[Extracted data entries]
<<<<

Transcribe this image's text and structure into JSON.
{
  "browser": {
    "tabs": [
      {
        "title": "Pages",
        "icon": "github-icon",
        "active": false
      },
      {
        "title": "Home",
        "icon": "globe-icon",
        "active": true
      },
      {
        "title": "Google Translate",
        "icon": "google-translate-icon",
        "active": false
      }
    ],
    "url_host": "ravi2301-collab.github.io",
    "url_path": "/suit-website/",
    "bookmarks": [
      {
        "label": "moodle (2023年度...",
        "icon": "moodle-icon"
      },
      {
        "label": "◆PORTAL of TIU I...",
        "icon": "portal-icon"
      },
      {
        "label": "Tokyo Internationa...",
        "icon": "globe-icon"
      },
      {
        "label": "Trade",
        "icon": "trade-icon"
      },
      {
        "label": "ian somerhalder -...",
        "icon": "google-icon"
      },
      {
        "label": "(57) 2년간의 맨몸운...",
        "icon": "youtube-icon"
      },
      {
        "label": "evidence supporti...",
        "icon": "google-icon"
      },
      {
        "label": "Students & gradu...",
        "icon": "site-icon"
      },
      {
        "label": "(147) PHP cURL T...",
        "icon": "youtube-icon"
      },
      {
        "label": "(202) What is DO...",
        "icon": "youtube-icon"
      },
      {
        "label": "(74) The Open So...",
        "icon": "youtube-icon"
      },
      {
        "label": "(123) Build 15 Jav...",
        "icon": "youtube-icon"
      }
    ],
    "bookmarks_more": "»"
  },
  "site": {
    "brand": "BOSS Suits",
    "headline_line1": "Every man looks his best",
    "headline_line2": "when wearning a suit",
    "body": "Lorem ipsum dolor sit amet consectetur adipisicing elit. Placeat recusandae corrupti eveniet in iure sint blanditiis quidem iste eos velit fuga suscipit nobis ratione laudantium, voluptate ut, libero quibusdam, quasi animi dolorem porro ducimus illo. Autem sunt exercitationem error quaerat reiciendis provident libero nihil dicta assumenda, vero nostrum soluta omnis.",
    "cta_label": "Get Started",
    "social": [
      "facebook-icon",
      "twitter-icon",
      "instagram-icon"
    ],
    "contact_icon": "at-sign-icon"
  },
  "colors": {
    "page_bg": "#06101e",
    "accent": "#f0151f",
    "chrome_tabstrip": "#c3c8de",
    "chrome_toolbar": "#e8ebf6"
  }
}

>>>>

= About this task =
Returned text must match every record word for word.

= Exercise solution =
Transcribe this image's text and structure into JSON.
{
  "browser": {
    "tabs": [
      {
        "title": "Pages",
        "icon": "github-icon",
        "active": false
      },
      {
        "title": "Home",
        "icon": "globe-icon",
        "active": true
      },
      {
        "title": "Google Translate",
        "icon": "google-translate-icon",
        "active": false
      }
    ],
    "url_host": "ravi2301-collab.github.io",
    "url_path": "/suit-website/",
    "bookmarks": [
      {
        "label": "moodle (2023年度...",
        "icon": "moodle-icon"
      },
      {
        "label": "◆PORTAL of TIU I...",
        "icon": "portal-icon"
      },
      {
        "label": "Tokyo Internationa...",
        "icon": "globe-icon"
      },
      {
        "label": "Trade",
        "icon": "trade-icon"
      },
      {
        "label": "ian somerhalder -...",
        "icon": "google-icon"
      },
      {
        "label": "(57) 2년간의 맨몸운...",
        "icon": "youtube-icon"
      },
      {
        "label": "evidence supporti...",
        "icon": "google-icon"
      },
      {
        "label": "Students & gradu...",
        "icon": "site-icon"
      },
      {
        "label": "(147) PHP cURL T...",
        "icon": "youtube-icon"
      },
      {
        "label": "(202) What is DO...",
        "icon": "youtube-icon"
      },
      {
        "label": "(74) The Open So...",
        "icon": "youtube-icon"
      },
      {
        "label": "(123) Build 15 Jav...",
        "icon": "youtube-icon"
      }
    ],
    "bookmarks_more": "»"
  },
  "site": {
    "brand": "BOSS Suits",
    "headline_line1": "Every man looks his best",
    "headline_line2": "when wearning a suit",
    "body": "Lorem ipsum dolor sit amet consectetur adipisicing elit. Placeat recusandae corrupti eveniet in iure sint blanditiis quidem iste eos velit fuga suscipit nobis ratione laudantium, voluptate ut, libero quibusdam, quasi animi dolorem porro ducimus illo. Autem sunt exercitationem error quaerat reiciendis provident libero nihil dicta assumenda, vero nostrum soluta omnis.",
    "cta_label": "Get Started",
    "social": [
      "facebook-icon",
      "twitter-icon",
      "instagram-icon"
    ],
    "contact_icon": "at-sign-icon"
  },
  "colors": {
    "page_bg": "#06101e",
    "accent": "#f0151f",
    "chrome_tabstrip": "#c3c8de",
    "chrome_toolbar": "#e8ebf6"
  }
}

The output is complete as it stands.